Friday, August 26, 2011

There Are Exactly Two Mistakes In Infinite Jest

The editing process for Infinite Jest was very rigorous. The novel was the result of many drafts and it not only went through multiple line-edits by its editor Michael Pietsch but was also gone over by two copyeditors and at least one of Wallace's family members before publication. (The lengthy editing process is discussed extensively in Although Of Course You End Up Becoming Yourself.)

Infinite Jest required the extra editorial attention. Hundreds of pages were cut (and added). The inclusion of dozens, possibly hundreds, of intentional solecisms made the book more difficult to edit than a conventional novel. There are also made-up terms, idiosyncratic back-formations, and new adjectival and adverbial constructions.

Considering the myriad editing challenges this unusual manuscript presented—not the least of which was its length (almost half a million words, or roughly twice the size of Ulysses)—it is remarkable that there are only two errors in the final book.

One of the mistakes is strange. On page 393, Martin Scorsese's name is misspelled "Scorcese." This misspelling is not uncommon, cropping up in books and newspaper articles from time to time, but what makes it stand out in Infinite Jest is that the name is spelled correctly later in the book on page 944.

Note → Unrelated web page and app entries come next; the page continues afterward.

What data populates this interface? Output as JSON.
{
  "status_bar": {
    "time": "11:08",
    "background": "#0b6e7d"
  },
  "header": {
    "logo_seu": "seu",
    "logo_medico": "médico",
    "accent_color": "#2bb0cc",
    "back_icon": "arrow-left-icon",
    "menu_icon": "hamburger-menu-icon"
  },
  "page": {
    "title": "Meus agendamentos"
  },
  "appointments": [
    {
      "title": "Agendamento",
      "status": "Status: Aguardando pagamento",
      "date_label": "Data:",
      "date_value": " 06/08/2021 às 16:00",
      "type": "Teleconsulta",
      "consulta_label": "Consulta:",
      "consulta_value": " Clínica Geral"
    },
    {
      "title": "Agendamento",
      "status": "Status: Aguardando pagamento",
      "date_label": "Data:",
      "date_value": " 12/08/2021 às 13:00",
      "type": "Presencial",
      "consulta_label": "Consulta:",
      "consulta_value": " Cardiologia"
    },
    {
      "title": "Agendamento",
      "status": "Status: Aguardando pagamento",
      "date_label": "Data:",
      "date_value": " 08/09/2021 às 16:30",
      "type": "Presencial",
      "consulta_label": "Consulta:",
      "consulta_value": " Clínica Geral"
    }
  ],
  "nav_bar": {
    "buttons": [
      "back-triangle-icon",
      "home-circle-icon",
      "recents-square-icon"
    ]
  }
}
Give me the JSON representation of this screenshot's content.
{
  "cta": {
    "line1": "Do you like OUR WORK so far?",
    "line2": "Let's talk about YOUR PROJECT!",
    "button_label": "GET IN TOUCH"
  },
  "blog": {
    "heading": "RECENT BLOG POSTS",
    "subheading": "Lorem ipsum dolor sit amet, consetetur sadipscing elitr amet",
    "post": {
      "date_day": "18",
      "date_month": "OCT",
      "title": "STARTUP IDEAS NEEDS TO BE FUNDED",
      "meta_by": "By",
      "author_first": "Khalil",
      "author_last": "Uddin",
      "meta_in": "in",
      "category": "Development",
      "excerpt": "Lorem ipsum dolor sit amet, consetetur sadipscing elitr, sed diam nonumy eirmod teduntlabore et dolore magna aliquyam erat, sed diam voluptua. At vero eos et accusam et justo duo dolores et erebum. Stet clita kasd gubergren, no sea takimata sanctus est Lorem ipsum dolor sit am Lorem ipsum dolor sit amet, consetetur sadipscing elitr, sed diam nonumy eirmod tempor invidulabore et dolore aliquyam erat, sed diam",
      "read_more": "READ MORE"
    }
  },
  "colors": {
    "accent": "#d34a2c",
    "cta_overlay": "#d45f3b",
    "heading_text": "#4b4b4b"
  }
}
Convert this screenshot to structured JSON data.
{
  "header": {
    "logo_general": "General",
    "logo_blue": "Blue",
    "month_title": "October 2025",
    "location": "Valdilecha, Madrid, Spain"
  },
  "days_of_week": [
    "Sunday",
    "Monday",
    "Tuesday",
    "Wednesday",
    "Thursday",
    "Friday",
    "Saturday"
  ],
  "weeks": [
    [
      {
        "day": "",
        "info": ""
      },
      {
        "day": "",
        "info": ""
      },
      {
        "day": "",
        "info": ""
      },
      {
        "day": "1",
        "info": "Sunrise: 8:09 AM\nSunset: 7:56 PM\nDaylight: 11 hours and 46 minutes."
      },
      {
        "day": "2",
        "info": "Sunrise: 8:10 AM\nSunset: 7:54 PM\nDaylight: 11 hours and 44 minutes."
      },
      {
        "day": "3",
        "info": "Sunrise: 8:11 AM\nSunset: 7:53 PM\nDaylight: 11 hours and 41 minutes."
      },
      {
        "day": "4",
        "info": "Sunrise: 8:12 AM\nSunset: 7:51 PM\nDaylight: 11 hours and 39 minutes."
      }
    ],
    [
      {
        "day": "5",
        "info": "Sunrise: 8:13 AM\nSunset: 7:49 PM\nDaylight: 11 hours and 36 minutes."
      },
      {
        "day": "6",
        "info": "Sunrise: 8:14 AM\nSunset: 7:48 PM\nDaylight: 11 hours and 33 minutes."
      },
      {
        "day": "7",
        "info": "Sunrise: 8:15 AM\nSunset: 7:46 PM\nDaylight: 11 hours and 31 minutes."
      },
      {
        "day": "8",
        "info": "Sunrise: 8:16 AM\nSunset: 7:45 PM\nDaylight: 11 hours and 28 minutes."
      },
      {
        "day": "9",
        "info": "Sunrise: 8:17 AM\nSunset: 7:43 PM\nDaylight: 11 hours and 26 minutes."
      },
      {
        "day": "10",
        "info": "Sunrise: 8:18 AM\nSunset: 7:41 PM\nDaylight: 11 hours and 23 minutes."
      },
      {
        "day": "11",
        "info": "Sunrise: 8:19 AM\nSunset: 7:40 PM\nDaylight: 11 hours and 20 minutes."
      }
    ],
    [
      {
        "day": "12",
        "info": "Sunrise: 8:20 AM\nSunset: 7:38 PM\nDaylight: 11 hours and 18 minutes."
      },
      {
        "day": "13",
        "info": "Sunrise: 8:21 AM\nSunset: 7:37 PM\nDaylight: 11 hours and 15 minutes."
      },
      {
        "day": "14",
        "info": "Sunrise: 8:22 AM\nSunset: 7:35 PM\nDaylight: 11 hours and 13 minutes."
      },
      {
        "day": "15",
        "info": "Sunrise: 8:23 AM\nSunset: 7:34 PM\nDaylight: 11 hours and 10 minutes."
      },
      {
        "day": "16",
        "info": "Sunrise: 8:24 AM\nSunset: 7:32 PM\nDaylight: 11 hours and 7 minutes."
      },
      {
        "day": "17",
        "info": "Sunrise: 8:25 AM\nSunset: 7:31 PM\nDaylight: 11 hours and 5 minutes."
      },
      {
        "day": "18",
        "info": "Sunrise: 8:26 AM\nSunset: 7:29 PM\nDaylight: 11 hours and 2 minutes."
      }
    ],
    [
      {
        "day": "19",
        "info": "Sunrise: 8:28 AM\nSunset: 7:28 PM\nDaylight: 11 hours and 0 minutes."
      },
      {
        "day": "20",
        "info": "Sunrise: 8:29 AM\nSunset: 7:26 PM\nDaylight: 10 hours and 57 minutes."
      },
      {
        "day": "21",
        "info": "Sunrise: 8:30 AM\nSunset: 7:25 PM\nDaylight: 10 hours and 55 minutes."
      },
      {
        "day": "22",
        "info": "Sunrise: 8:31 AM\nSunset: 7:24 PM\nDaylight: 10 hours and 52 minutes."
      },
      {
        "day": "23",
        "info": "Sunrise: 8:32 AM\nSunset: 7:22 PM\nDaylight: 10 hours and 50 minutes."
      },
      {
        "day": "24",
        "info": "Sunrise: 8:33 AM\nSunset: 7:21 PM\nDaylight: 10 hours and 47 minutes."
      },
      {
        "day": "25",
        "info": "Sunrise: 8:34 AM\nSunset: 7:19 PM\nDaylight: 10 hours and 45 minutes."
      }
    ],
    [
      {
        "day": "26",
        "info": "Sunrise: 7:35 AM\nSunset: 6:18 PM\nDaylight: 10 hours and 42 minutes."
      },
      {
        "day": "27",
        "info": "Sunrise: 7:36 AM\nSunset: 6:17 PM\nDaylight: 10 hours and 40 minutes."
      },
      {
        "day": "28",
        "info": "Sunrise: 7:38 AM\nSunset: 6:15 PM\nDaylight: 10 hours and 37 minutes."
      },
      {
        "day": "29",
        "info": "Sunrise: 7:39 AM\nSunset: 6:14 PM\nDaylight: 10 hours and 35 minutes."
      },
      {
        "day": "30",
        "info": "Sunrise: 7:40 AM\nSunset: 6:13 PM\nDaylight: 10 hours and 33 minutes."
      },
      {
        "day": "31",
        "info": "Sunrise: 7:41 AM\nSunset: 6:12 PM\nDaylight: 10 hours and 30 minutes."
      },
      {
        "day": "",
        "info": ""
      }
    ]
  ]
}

The second error is a subject-verb agreement problem. It occurs on page 95, near the bottom: "Michael Pemulis, who can stand about ten seconds of communal silence tops, clear his throat deeply and sends a loogie up and back into the sink behind him." (emphasis mine)

Ps- There are also at least two instances of the triple line break between sections coming at the end of a page and wreaking havoc on the next page's layout. I can see why Little, Brown does not fix these, as it would totally screw up the pagination they have so assiduously maintained from the 1st edition hardcover to the 10th anniversary paperback. But the two errors listed supra can be fixed with minimal typographical intrusion, and so should probably be corrected for the next edition.

Pps- Apparently some of the math stuff in endnote 123 is wrong, but I can't comment on that since what I know about calculus could be inscribed with a blunt crayon along the rim of a shot glass.

Ppps- Oh yeah, just one more quick little thing. If the DFW neologism "kertwang" is supposed to be an onomatopoeic term that approximates the sound of like a slingshot or ball bouncing off a racket or something (that is, pronounced ker-twang), then the end-of-the-line hyphen should be moved back one letter on page 512, because as it stands now the implication is that the word is pronounced "kert-wang."